- Last Updated on Wednesday, 26 January 2011 00:00
- Published on Wednesday, 26 January 2011 00:00
- Hits: 751
It’s a quirk in the political psychology of the Commonwealth. Unlike other states, in Virginia, if a politician loses an election, either in their first bid, or in a shot for reelection, rather than come back for a second try, they usually quietly retire. There have been candidates who tried to buck this harsh reality of Virginia politics, but almost without exception, they haven’t been rewarded. We don’t do comebacks. At least that’s the conventional wisdom, but one candidate, who has never been that interested in what the conventional wisdom has to say, seems ready to try and buck the trend. Though he hasn’t said it officially George Allen is acting more and more like a candidate.
Allen has a long history in Virginia. He was a come from behind winner in his 1993 bid to be Governor and then was elected to the Senate in 2000. He was even taking the first steps in pursuing the Presidency in 2008. However, in the Democratic wave of 2006, and thanks to the infamous Macaca episode he lost his seat. It seemed like this was the end of George Allen’s career. If he followed the conventional wisdom he would put aside politics and like most former state chief executives or Senators would instead pursue more lucrative alternatives in the private sector. Or, at least that’s what’s supposed to happen. But this is George Allen and little about his career, no matter what you think of him, can be considered conventional.

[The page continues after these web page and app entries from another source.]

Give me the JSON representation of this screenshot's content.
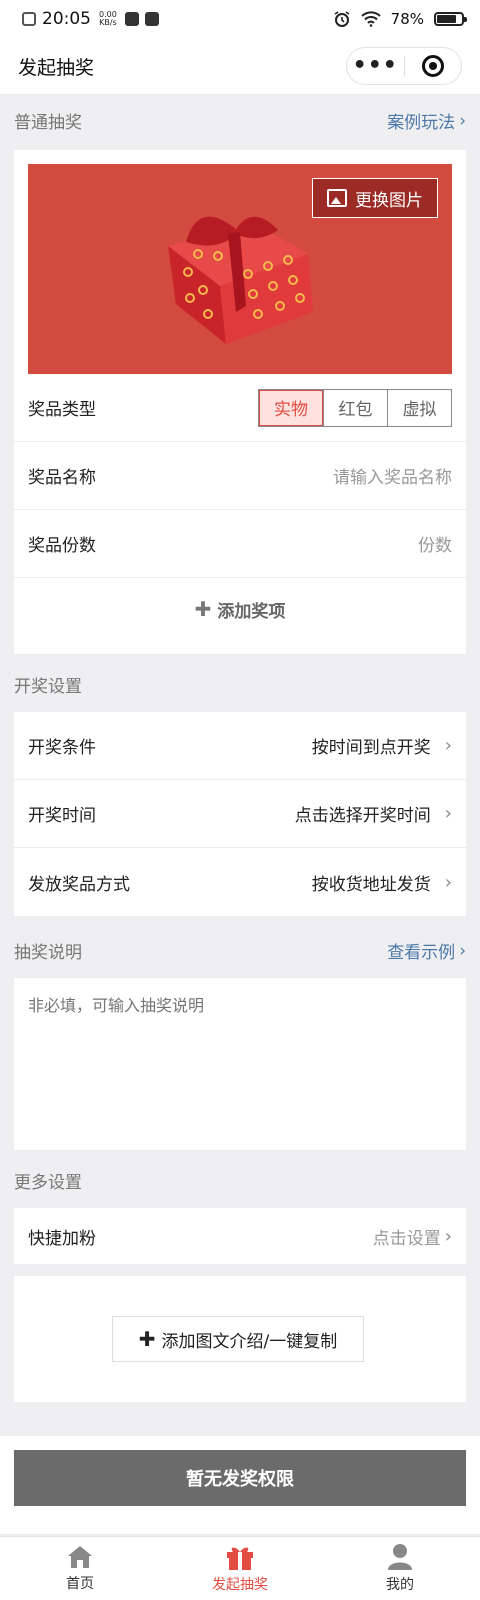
{
  "status_bar": {
    "time": "20:05",
    "speed_value": "0.00",
    "speed_unit": "KB/s",
    "battery": "78%",
    "battery_level": 0.78
  },
  "navbar": {
    "title": "发起抽奖",
    "menu_dots": "•••"
  },
  "normal_lottery": {
    "heading": "普通抽奖",
    "link": "案例玩法",
    "change_image": "更换图片",
    "prize_type_label": "奖品类型",
    "prize_types": [
      "实物",
      "红包",
      "虚拟"
    ],
    "selected_type": "实物",
    "prize_name_label": "奖品名称",
    "prize_name_placeholder": "请输入奖品名称",
    "prize_count_label": "奖品份数",
    "prize_count_placeholder": "份数",
    "add_prize": "添加奖项"
  },
  "draw_settings": {
    "heading": "开奖设置",
    "condition_label": "开奖条件",
    "condition_value": "按时间到点开奖",
    "time_label": "开奖时间",
    "time_value": "点击选择开奖时间",
    "delivery_label": "发放奖品方式",
    "delivery_value": "按收货地址发货"
  },
  "description": {
    "heading": "抽奖说明",
    "link": "查看示例",
    "placeholder": "非必填，可输入抽奖说明"
  },
  "more_settings": {
    "heading": "更多设置",
    "quick_follow_label": "快捷加粉",
    "quick_follow_value": "点击设置",
    "add_intro": "添加图文介绍/一键复制"
  },
  "footer": {
    "no_permission": "暂无发奖权限"
  },
  "tabbar": {
    "items": [
      "首页",
      "发起抽奖",
      "我的"
    ],
    "active": "发起抽奖"
  },
  "colors": {
    "accent": "#e24c42",
    "link": "#4d79a8",
    "banner": "#d34a3e"
  }
}
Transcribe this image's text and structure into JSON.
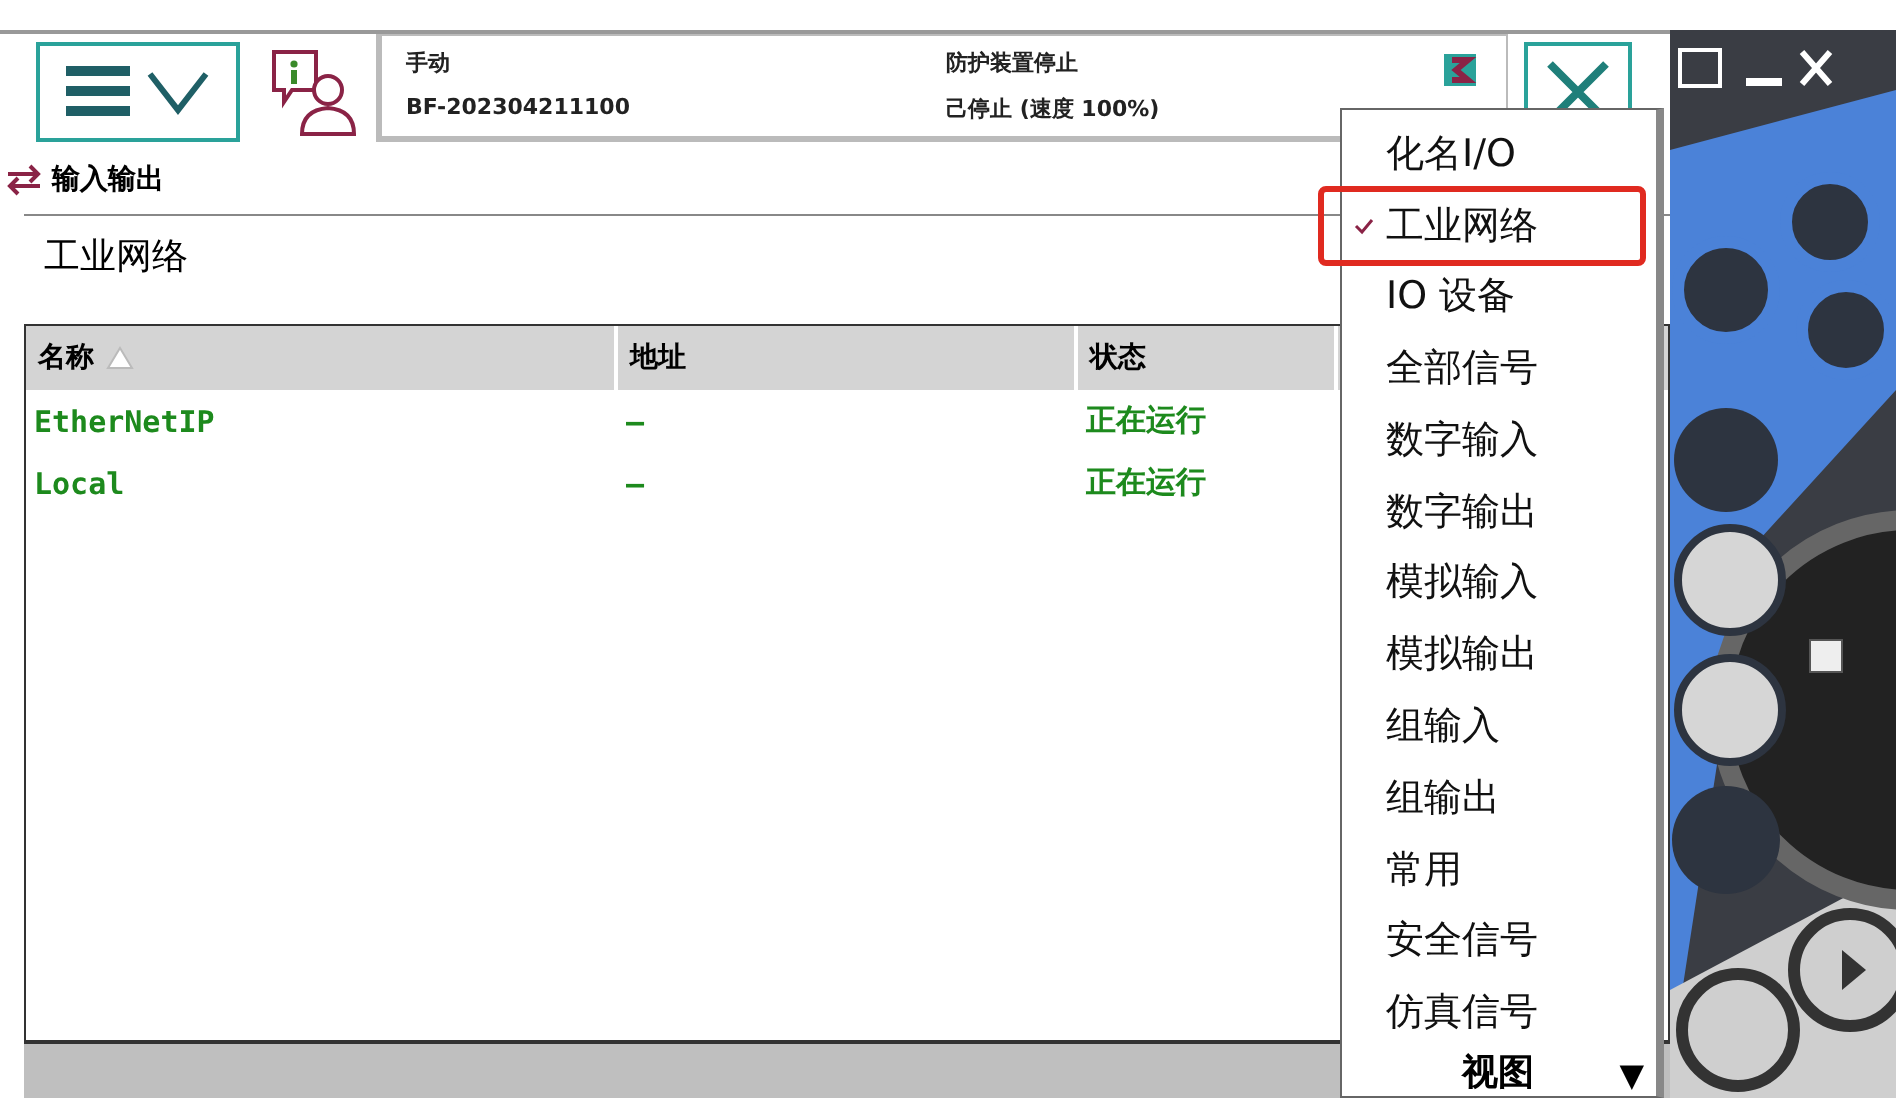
{
  "header": {
    "status_left": [
      "手动",
      "BF-202304211100"
    ],
    "status_right": [
      "防护装置停止",
      "己停止 (速度 100%)"
    ]
  },
  "app_title": "输入输出",
  "view_title": "工业网络",
  "table": {
    "columns": [
      {
        "label": "名称",
        "sorted": true
      },
      {
        "label": "地址",
        "sorted": false
      },
      {
        "label": "状态",
        "sorted": false
      }
    ],
    "rows": [
      {
        "cells": [
          "EtherNetIP",
          "–",
          "正在运行"
        ],
        "running": true
      },
      {
        "cells": [
          "Local",
          "–",
          "正在运行"
        ],
        "running": true
      }
    ]
  },
  "menu": {
    "items": [
      {
        "label": "化名I/O",
        "selected": false,
        "highlighted": false
      },
      {
        "label": "工业网络",
        "selected": true,
        "highlighted": true
      },
      {
        "label": "IO 设备",
        "selected": false,
        "highlighted": false
      },
      {
        "label": "全部信号",
        "selected": false,
        "highlighted": false
      },
      {
        "label": "数字输入",
        "selected": false,
        "highlighted": false
      },
      {
        "label": "数字输出",
        "selected": false,
        "highlighted": false
      },
      {
        "label": "模拟输入",
        "selected": false,
        "highlighted": false
      },
      {
        "label": "模拟输出",
        "selected": false,
        "highlighted": false
      },
      {
        "label": "组输入",
        "selected": false,
        "highlighted": false
      },
      {
        "label": "组输出",
        "selected": false,
        "highlighted": false
      },
      {
        "label": "常用",
        "selected": false,
        "highlighted": false
      },
      {
        "label": "安全信号",
        "selected": false,
        "highlighted": false
      },
      {
        "label": "仿真信号",
        "selected": false,
        "highlighted": false
      }
    ],
    "footer": "视图",
    "scroll_arrow": "▼"
  }
}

Allen is aching for a rematch with his 2006 opponent and the political stars, for the moment, tend to be favoring the former Governor and Senator. The national mood, particularly after the drubbing the Democrats took in Virginia in 2010 is a positive sign for any Republican candidacy. 2012 looks promising. But Allen is being coy.
One reason is that he doesn’t want to become an immediate opposition target. And this includes some within his party. There are those who think Allen’s time has passed. And others, who utter, what is heresy to some, that he wasn’t all that effective a Senator. Delegate Bob Marshall, who narrowly lost to Jim Gilmore in seeking his party’s senate nod in 2008, thinks Allen’s day is past. As does Corey Stuart, the firebrand anti-illegal immigrant chair of the Prince William Board of Supervisors. But the reality is that this is George Allen. His depth of support in the GOP, in all factions, will overwhelm all comers. These two guys might as well go home.
There is also the question of whether Jim Webb will run again or not. His tenure has been admirable. The new GI Education Bill, long overdue, is a hallmark of his accomplishments. But, before this one-time Secretary of the Navy to President Reagan was a politician he was a writer and a filmmaker. After six years, rather than campaign, something he really doesn’t enjoy, he may decide he’s done his bit and retire. Allen, in the meantime, isn’t anxious to goad his one-time rival into declaring for a second term. So he is being unusually quiet.
Also, he isn’t anxious to start campaign 2012 until he feels comfortable that he can set the tone of the debate. In 2006, Allen, lost control of the messaging, lost the edge and lost the election. Allen, an old sports hand, knows that in any game, if you lose, you need to find out why, change your strategy, change your training regimen, and make sure it doesn’t happen again.
The dynamics of 2012 have yet to unfold. Jim Webb may or may not be the Democratic nominee. He may demur and perhaps former Governor Tim Kaine will take his place. That’s all to be determined. But one thing is pretty sure. George Allen is acting like a candidate who wants a rematch. Conventional wisdom be darned.